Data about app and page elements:

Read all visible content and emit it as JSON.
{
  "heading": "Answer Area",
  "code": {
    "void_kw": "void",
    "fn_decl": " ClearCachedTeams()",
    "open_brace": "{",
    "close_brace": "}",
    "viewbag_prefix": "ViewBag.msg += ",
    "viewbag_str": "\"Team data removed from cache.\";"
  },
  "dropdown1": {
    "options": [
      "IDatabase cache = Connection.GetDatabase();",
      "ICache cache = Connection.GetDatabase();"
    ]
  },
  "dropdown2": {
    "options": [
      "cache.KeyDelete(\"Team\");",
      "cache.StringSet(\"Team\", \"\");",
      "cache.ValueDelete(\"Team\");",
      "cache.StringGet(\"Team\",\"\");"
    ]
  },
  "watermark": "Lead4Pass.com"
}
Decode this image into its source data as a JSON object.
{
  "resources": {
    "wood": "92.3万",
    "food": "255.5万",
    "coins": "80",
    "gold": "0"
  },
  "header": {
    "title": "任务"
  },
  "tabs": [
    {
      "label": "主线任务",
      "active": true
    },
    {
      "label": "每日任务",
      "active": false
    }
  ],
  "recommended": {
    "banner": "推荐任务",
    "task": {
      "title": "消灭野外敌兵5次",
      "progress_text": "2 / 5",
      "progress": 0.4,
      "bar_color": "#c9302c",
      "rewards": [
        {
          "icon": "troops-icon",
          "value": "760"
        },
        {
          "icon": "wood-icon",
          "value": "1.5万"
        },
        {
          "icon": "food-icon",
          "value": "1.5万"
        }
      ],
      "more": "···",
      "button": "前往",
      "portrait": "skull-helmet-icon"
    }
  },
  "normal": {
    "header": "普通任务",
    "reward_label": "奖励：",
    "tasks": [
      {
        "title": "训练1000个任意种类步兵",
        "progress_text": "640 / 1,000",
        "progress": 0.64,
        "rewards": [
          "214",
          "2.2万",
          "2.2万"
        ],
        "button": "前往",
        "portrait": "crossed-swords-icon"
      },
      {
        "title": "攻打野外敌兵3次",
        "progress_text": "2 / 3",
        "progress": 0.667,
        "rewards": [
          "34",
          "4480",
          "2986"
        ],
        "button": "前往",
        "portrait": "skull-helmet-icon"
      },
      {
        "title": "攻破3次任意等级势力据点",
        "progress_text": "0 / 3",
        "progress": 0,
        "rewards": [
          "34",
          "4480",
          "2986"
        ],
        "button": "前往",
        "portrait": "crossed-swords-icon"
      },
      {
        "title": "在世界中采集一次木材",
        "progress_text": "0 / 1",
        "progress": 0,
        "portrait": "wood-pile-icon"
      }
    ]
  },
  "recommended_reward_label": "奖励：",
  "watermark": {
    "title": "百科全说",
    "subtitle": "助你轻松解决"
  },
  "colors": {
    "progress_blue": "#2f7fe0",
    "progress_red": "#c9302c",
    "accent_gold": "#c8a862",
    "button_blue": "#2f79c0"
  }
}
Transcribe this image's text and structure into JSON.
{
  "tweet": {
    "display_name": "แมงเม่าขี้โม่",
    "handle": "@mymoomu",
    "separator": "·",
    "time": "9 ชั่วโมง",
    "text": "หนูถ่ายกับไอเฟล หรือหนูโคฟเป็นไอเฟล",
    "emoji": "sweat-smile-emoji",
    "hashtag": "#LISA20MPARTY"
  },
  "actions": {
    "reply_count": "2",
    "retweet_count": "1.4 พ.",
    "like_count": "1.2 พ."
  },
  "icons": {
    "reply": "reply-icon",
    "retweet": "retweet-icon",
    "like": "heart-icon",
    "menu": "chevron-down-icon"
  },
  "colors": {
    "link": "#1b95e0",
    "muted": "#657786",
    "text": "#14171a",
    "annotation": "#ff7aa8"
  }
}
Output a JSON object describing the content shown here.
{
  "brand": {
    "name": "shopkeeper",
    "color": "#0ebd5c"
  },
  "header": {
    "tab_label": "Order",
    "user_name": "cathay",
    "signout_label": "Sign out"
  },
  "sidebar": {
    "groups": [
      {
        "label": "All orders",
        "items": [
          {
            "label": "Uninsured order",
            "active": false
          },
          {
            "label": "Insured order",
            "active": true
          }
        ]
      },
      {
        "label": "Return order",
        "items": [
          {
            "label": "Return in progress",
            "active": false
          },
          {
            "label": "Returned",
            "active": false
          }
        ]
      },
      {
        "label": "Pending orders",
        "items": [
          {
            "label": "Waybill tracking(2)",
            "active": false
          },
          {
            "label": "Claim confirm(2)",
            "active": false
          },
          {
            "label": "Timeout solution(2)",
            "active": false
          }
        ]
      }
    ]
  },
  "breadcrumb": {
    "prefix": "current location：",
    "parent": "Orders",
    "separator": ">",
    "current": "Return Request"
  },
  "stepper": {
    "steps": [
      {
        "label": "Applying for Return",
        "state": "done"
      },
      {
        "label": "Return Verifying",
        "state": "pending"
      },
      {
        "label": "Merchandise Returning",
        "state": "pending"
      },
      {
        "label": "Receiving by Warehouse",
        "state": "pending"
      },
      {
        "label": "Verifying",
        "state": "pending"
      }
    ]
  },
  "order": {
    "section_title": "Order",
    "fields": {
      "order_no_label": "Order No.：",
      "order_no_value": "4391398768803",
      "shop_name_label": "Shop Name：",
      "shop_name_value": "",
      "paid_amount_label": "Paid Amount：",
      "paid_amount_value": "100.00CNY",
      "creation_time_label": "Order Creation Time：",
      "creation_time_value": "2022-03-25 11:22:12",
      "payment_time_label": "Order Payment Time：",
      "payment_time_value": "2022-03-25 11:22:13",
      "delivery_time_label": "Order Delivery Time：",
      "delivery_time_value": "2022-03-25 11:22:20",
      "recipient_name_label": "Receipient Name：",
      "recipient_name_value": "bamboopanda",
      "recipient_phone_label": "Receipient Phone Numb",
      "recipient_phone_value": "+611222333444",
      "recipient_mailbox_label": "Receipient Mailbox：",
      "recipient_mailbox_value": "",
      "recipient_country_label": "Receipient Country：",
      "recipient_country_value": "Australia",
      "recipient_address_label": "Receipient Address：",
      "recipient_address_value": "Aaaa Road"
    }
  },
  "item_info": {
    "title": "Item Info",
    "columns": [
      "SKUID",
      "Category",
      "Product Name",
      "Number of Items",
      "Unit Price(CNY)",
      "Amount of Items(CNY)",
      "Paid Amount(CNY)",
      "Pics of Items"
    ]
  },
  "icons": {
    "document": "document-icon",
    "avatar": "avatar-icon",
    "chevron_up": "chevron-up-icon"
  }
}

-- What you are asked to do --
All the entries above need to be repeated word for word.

-- Answer space --
Read all visible content and emit it as JSON.
{
  "heading": "Answer Area",
  "code": {
    "void_kw": "void",
    "fn_decl": " ClearCachedTeams()",
    "open_brace": "{",
    "close_brace": "}",
    "viewbag_prefix": "ViewBag.msg += ",
    "viewbag_str": "\"Team data removed from cache.\";"
  },
  "dropdown1": {
    "options": [
      "IDatabase cache = Connection.GetDatabase();",
      "ICache cache = Connection.GetDatabase();"
    ]
  },
  "dropdown2": {
    "options": [
      "cache.KeyDelete(\"Team\");",
      "cache.StringSet(\"Team\", \"\");",
      "cache.ValueDelete(\"Team\");",
      "cache.StringGet(\"Team\",\"\");"
    ]
  },
  "watermark": "Lead4Pass.com"
}
Decode this image into its source data as a JSON object.
{
  "resources": {
    "wood": "92.3万",
    "food": "255.5万",
    "coins": "80",
    "gold": "0"
  },
  "header": {
    "title": "任务"
  },
  "tabs": [
    {
      "label": "主线任务",
      "active": true
    },
    {
      "label": "每日任务",
      "active": false
    }
  ],
  "recommended": {
    "banner": "推荐任务",
    "task": {
      "title": "消灭野外敌兵5次",
      "progress_text": "2 / 5",
      "progress": 0.4,
      "bar_color": "#c9302c",
      "rewards": [
        {
          "icon": "troops-icon",
          "value": "760"
        },
        {
          "icon": "wood-icon",
          "value": "1.5万"
        },
        {
          "icon": "food-icon",
          "value": "1.5万"
        }
      ],
      "more": "···",
      "button": "前往",
      "portrait": "skull-helmet-icon"
    }
  },
  "normal": {
    "header": "普通任务",
    "reward_label": "奖励：",
    "tasks": [
      {
        "title": "训练1000个任意种类步兵",
        "progress_text": "640 / 1,000",
        "progress": 0.64,
        "rewards": [
          "214",
          "2.2万",
          "2.2万"
        ],
        "button": "前往",
        "portrait": "crossed-swords-icon"
      },
      {
        "title": "攻打野外敌兵3次",
        "progress_text": "2 / 3",
        "progress": 0.667,
        "rewards": [
          "34",
          "4480",
          "2986"
        ],
        "button": "前往",
        "portrait": "skull-helmet-icon"
      },
      {
        "title": "攻破3次任意等级势力据点",
        "progress_text": "0 / 3",
        "progress": 0,
        "rewards": [
          "34",
          "4480",
          "2986"
        ],
        "button": "前往",
        "portrait": "crossed-swords-icon"
      },
      {
        "title": "在世界中采集一次木材",
        "progress_text": "0 / 1",
        "progress": 0,
        "portrait": "wood-pile-icon"
      }
    ]
  },
  "recommended_reward_label": "奖励：",
  "watermark": {
    "title": "百科全说",
    "subtitle": "助你轻松解决"
  },
  "colors": {
    "progress_blue": "#2f7fe0",
    "progress_red": "#c9302c",
    "accent_gold": "#c8a862",
    "button_blue": "#2f79c0"
  }
}
Transcribe this image's text and structure into JSON.
{
  "tweet": {
    "display_name": "แมงเม่าขี้โม่",
    "handle": "@mymoomu",
    "separator": "·",
    "time": "9 ชั่วโมง",
    "text": "หนูถ่ายกับไอเฟล หรือหนูโคฟเป็นไอเฟล",
    "emoji": "sweat-smile-emoji",
    "hashtag": "#LISA20MPARTY"
  },
  "actions": {
    "reply_count": "2",
    "retweet_count": "1.4 พ.",
    "like_count": "1.2 พ."
  },
  "icons": {
    "reply": "reply-icon",
    "retweet": "retweet-icon",
    "like": "heart-icon",
    "menu": "chevron-down-icon"
  },
  "colors": {
    "link": "#1b95e0",
    "muted": "#657786",
    "text": "#14171a",
    "annotation": "#ff7aa8"
  }
}
Output a JSON object describing the content shown here.
{
  "brand": {
    "name": "shopkeeper",
    "color": "#0ebd5c"
  },
  "header": {
    "tab_label": "Order",
    "user_name": "cathay",
    "signout_label": "Sign out"
  },
  "sidebar": {
    "groups": [
      {
        "label": "All orders",
        "items": [
          {
            "label": "Uninsured order",
            "active": false
          },
          {
            "label": "Insured order",
            "active": true
          }
        ]
      },
      {
        "label": "Return order",
        "items": [
          {
            "label": "Return in progress",
            "active": false
          },
          {
            "label": "Returned",
            "active": false
          }
        ]
      },
      {
        "label": "Pending orders",
        "items": [
          {
            "label": "Waybill tracking(2)",
            "active": false
          },
          {
            "label": "Claim confirm(2)",
            "active": false
          },
          {
            "label": "Timeout solution(2)",
            "active": false
          }
        ]
      }
    ]
  },
  "breadcrumb": {
    "prefix": "current location：",
    "parent": "Orders",
    "separator": ">",
    "current": "Return Request"
  },
  "stepper": {
    "steps": [
      {
        "label": "Applying for Return",
        "state": "done"
      },
      {
        "label": "Return Verifying",
        "state": "pending"
      },
      {
        "label": "Merchandise Returning",
        "state": "pending"
      },
      {
        "label": "Receiving by Warehouse",
        "state": "pending"
      },
      {
        "label": "Verifying",
        "state": "pending"
      }
    ]
  },
  "order": {
    "section_title": "Order",
    "fields": {
      "order_no_label": "Order No.：",
      "order_no_value": "4391398768803",
      "shop_name_label": "Shop Name：",
      "shop_name_value": "",
      "paid_amount_label": "Paid Amount：",
      "paid_amount_value": "100.00CNY",
      "creation_time_label": "Order Creation Time：",
      "creation_time_value": "2022-03-25 11:22:12",
      "payment_time_label": "Order Payment Time：",
      "payment_time_value": "2022-03-25 11:22:13",
      "delivery_time_label": "Order Delivery Time：",
      "delivery_time_value": "2022-03-25 11:22:20",
      "recipient_name_label": "Receipient Name：",
      "recipient_name_value": "bamboopanda",
      "recipient_phone_label": "Receipient Phone Numb",
      "recipient_phone_value": "+611222333444",
      "recipient_mailbox_label": "Receipient Mailbox：",
      "recipient_mailbox_value": "",
      "recipient_country_label": "Receipient Country：",
      "recipient_country_value": "Australia",
      "recipient_address_label": "Receipient Address：",
      "recipient_address_value": "Aaaa Road"
    }
  },
  "item_info": {
    "title": "Item Info",
    "columns": [
      "SKUID",
      "Category",
      "Product Name",
      "Number of Items",
      "Unit Price(CNY)",
      "Amount of Items(CNY)",
      "Paid Amount(CNY)",
      "Pics of Items"
    ]
  },
  "icons": {
    "document": "document-icon",
    "avatar": "avatar-icon",
    "chevron_up": "chevron-up-icon"
  }
}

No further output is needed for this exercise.